- **Aim of the exercise**:
Return all of the data that follows precisely, leaving every image out.

/---

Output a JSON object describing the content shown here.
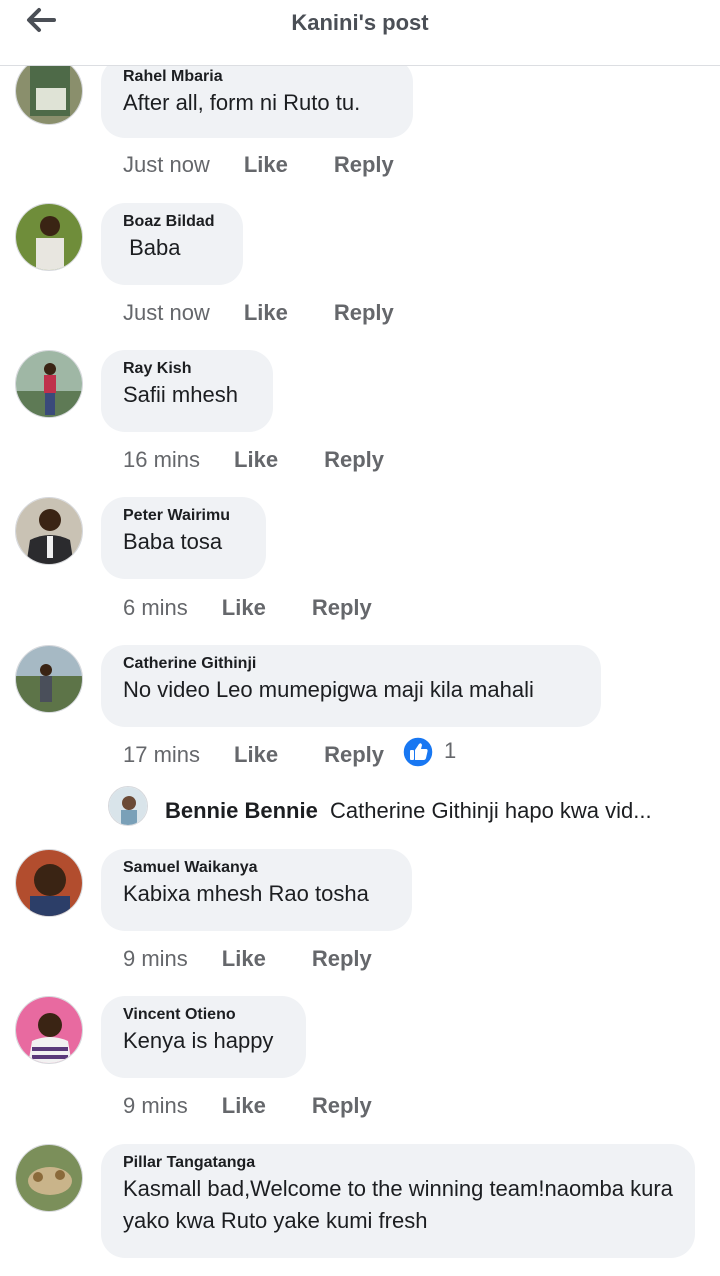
{
  "header": {
    "title": "Kanini's post"
  },
  "comments": [
    {
      "author": "Rahel Mbaria",
      "text": "After all, form ni Ruto tu.",
      "time": "Just now",
      "like": "Like",
      "reply": "Reply"
    },
    {
      "author": "Boaz Bildad",
      "text": " Baba",
      "time": "Just now",
      "like": "Like",
      "reply": "Reply"
    },
    {
      "author": "Ray Kish",
      "text": "Safii mhesh",
      "time": "16 mins",
      "like": "Like",
      "reply": "Reply"
    },
    {
      "author": "Peter Wairimu",
      "text": "Baba tosa",
      "time": "6 mins",
      "like": "Like",
      "reply": "Reply"
    },
    {
      "author": "Catherine Githinji",
      "text": "No video Leo mumepigwa maji kila mahali",
      "time": "17 mins",
      "like": "Like",
      "reply": "Reply",
      "reaction_count": "1"
    },
    {
      "author": "Samuel Waikanya",
      "text": "Kabixa mhesh Rao tosha",
      "time": "9 mins",
      "like": "Like",
      "reply": "Reply"
    },
    {
      "author": "Vincent Otieno",
      "text": "Kenya is happy",
      "time": "9 mins",
      "like": "Like",
      "reply": "Reply"
    },
    {
      "author": "Pillar Tangatanga",
      "text": "Kasmall bad,Welcome to the winning team!naomba kura yako kwa Ruto yake kumi fresh"
    }
  ],
  "reply_preview": {
    "author": "Bennie Bennie",
    "text": "Catherine Githinji hapo kwa vid..."
  },
  "icons": {
    "back": "back-arrow-icon",
    "reaction": "like-reaction-icon"
  },
  "colors": {
    "accent": "#1877f2",
    "bubble": "#f0f2f5",
    "meta": "#65676b"
  }
}
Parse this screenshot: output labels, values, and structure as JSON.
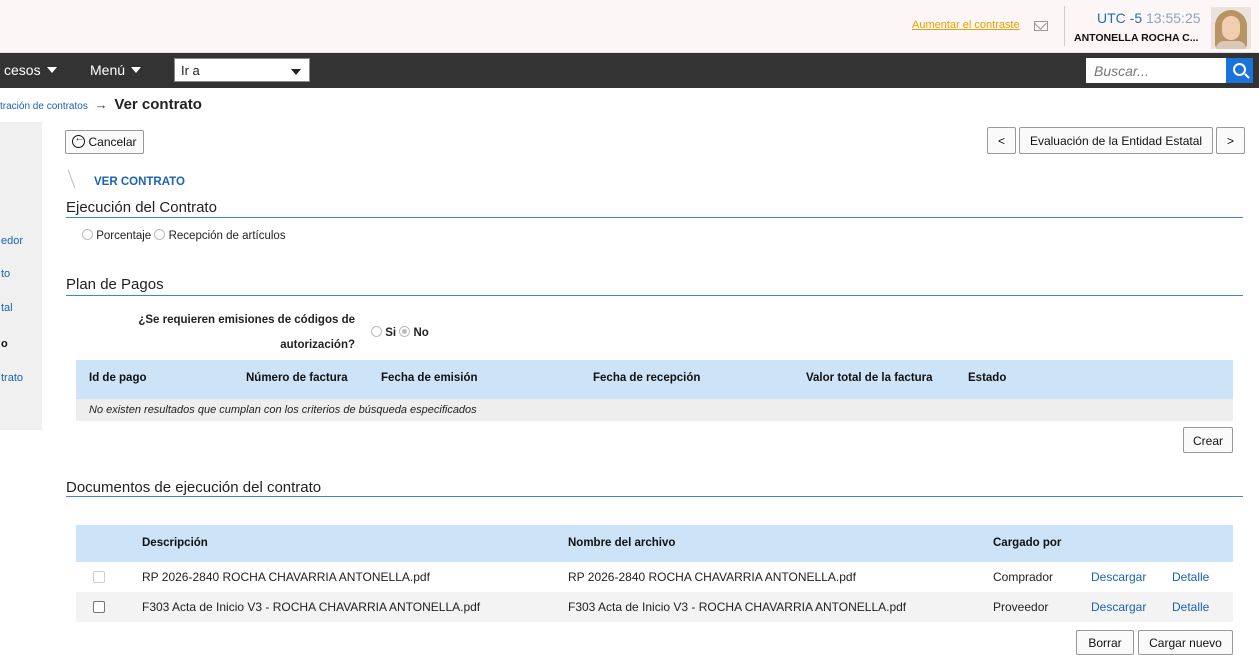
{
  "header": {
    "contrast_link": "Aumentar el contraste",
    "timezone": "UTC -5",
    "time": "13:55:25",
    "username": "ANTONELLA ROCHA C..."
  },
  "navbar": {
    "processes_label": "cesos",
    "menu_label": "Menú",
    "goto_value": "Ir a",
    "search_placeholder": "Buscar..."
  },
  "breadcrumb": {
    "parent": "tración de contratos",
    "separator": "→",
    "current": "Ver contrato"
  },
  "sidebar": {
    "items": [
      {
        "label": "edor",
        "active": false
      },
      {
        "label": "to",
        "active": false
      },
      {
        "label": "tal",
        "active": false
      },
      {
        "label": "o",
        "active": true
      },
      {
        "label": "trato",
        "active": false
      }
    ]
  },
  "toolbar": {
    "cancel_label": "Cancelar",
    "prev_label": "<",
    "next_label": ">",
    "stage_nav_label": "Evaluación de la Entidad Estatal"
  },
  "stage_title": "VER CONTRATO",
  "execution": {
    "title": "Ejecución del Contrato",
    "options": [
      "Porcentaje",
      "Recepción de artículos"
    ]
  },
  "payments": {
    "title": "Plan de Pagos",
    "question_line1": "¿Se requieren emisiones de códigos de",
    "question_line2": "autorización?",
    "options": [
      {
        "label": "Si",
        "checked": false
      },
      {
        "label": "No",
        "checked": true
      }
    ],
    "columns": [
      "Id de pago",
      "Número de factura",
      "Fecha de emisión",
      "Fecha de recepción",
      "Valor total de la factura",
      "Estado"
    ],
    "empty_message": "No existen resultados que cumplan con los criterios de búsqueda especificados",
    "create_label": "Crear"
  },
  "documents": {
    "title": "Documentos de ejecución del contrato",
    "columns": [
      "Descripción",
      "Nombre del archivo",
      "Cargado por"
    ],
    "rows": [
      {
        "description": "RP 2026-2840 ROCHA CHAVARRIA ANTONELLA.pdf",
        "filename": "RP 2026-2840 ROCHA CHAVARRIA ANTONELLA.pdf",
        "uploaded_by": "Comprador",
        "download": "Descargar",
        "detail": "Detalle",
        "checkbox_disabled": true
      },
      {
        "description": "F303 Acta de Inicio V3 - ROCHA CHAVARRIA ANTONELLA.pdf",
        "filename": "F303 Acta de Inicio V3 - ROCHA CHAVARRIA ANTONELLA.pdf",
        "uploaded_by": "Proveedor",
        "download": "Descargar",
        "detail": "Detalle",
        "checkbox_disabled": false
      }
    ],
    "delete_label": "Borrar",
    "upload_label": "Cargar nuevo"
  },
  "colors": {
    "accent": "#1a62b3",
    "navbar": "#333333",
    "table_header": "#cde3f7",
    "contrast_link": "#e8a100"
  }
}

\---

- **Output for this exercise**:
Output a JSON object describing the content shown here.
{
  "header": {
    "title": "Kanini's post"
  },
  "comments": [
    {
      "author": "Rahel Mbaria",
      "text": "After all, form ni Ruto tu.",
      "time": "Just now",
      "like": "Like",
      "reply": "Reply"
    },
    {
      "author": "Boaz Bildad",
      "text": " Baba",
      "time": "Just now",
      "like": "Like",
      "reply": "Reply"
    },
    {
      "author": "Ray Kish",
      "text": "Safii mhesh",
      "time": "16 mins",
      "like": "Like",
      "reply": "Reply"
    },
    {
      "author": "Peter Wairimu",
      "text": "Baba tosa",
      "time": "6 mins",
      "like": "Like",
      "reply": "Reply"
    },
    {
      "author": "Catherine Githinji",
      "text": "No video Leo mumepigwa maji kila mahali",
      "time": "17 mins",
      "like": "Like",
      "reply": "Reply",
      "reaction_count": "1"
    },
    {
      "author": "Samuel Waikanya",
      "text": "Kabixa mhesh Rao tosha",
      "time": "9 mins",
      "like": "Like",
      "reply": "Reply"
    },
    {
      "author": "Vincent Otieno",
      "text": "Kenya is happy",
      "time": "9 mins",
      "like": "Like",
      "reply": "Reply"
    },
    {
      "author": "Pillar Tangatanga",
      "text": "Kasmall bad,Welcome to the winning team!naomba kura yako kwa Ruto yake kumi fresh"
    }
  ],
  "reply_preview": {
    "author": "Bennie Bennie",
    "text": "Catherine Githinji hapo kwa vid..."
  },
  "icons": {
    "back": "back-arrow-icon",
    "reaction": "like-reaction-icon"
  },
  "colors": {
    "accent": "#1877f2",
    "bubble": "#f0f2f5",
    "meta": "#65676b"
  }
}
Parse this screenshot: output labels, values, and structure as JSON.
{
  "header": {
    "contrast_link": "Aumentar el contraste",
    "timezone": "UTC -5",
    "time": "13:55:25",
    "username": "ANTONELLA ROCHA C..."
  },
  "navbar": {
    "processes_label": "cesos",
    "menu_label": "Menú",
    "goto_value": "Ir a",
    "search_placeholder": "Buscar..."
  },
  "breadcrumb": {
    "parent": "tración de contratos",
    "separator": "→",
    "current": "Ver contrato"
  },
  "sidebar": {
    "items": [
      {
        "label": "edor",
        "active": false
      },
      {
        "label": "to",
        "active": false
      },
      {
        "label": "tal",
        "active": false
      },
      {
        "label": "o",
        "active": true
      },
      {
        "label": "trato",
        "active": false
      }
    ]
  },
  "toolbar": {
    "cancel_label": "Cancelar",
    "prev_label": "<",
    "next_label": ">",
    "stage_nav_label": "Evaluación de la Entidad Estatal"
  },
  "stage_title": "VER CONTRATO",
  "execution": {
    "title": "Ejecución del Contrato",
    "options": [
      "Porcentaje",
      "Recepción de artículos"
    ]
  },
  "payments": {
    "title": "Plan de Pagos",
    "question_line1": "¿Se requieren emisiones de códigos de",
    "question_line2": "autorización?",
    "options": [
      {
        "label": "Si",
        "checked": false
      },
      {
        "label": "No",
        "checked": true
      }
    ],
    "columns": [
      "Id de pago",
      "Número de factura",
      "Fecha de emisión",
      "Fecha de recepción",
      "Valor total de la factura",
      "Estado"
    ],
    "empty_message": "No existen resultados que cumplan con los criterios de búsqueda especificados",
    "create_label": "Crear"
  },
  "documents": {
    "title": "Documentos de ejecución del contrato",
    "columns": [
      "Descripción",
      "Nombre del archivo",
      "Cargado por"
    ],
    "rows": [
      {
        "description": "RP 2026-2840 ROCHA CHAVARRIA ANTONELLA.pdf",
        "filename": "RP 2026-2840 ROCHA CHAVARRIA ANTONELLA.pdf",
        "uploaded_by": "Comprador",
        "download": "Descargar",
        "detail": "Detalle",
        "checkbox_disabled": true
      },
      {
        "description": "F303 Acta de Inicio V3 - ROCHA CHAVARRIA ANTONELLA.pdf",
        "filename": "F303 Acta de Inicio V3 - ROCHA CHAVARRIA ANTONELLA.pdf",
        "uploaded_by": "Proveedor",
        "download": "Descargar",
        "detail": "Detalle",
        "checkbox_disabled": false
      }
    ],
    "delete_label": "Borrar",
    "upload_label": "Cargar nuevo"
  },
  "colors": {
    "accent": "#1a62b3",
    "navbar": "#333333",
    "table_header": "#cde3f7",
    "contrast_link": "#e8a100"
  }
}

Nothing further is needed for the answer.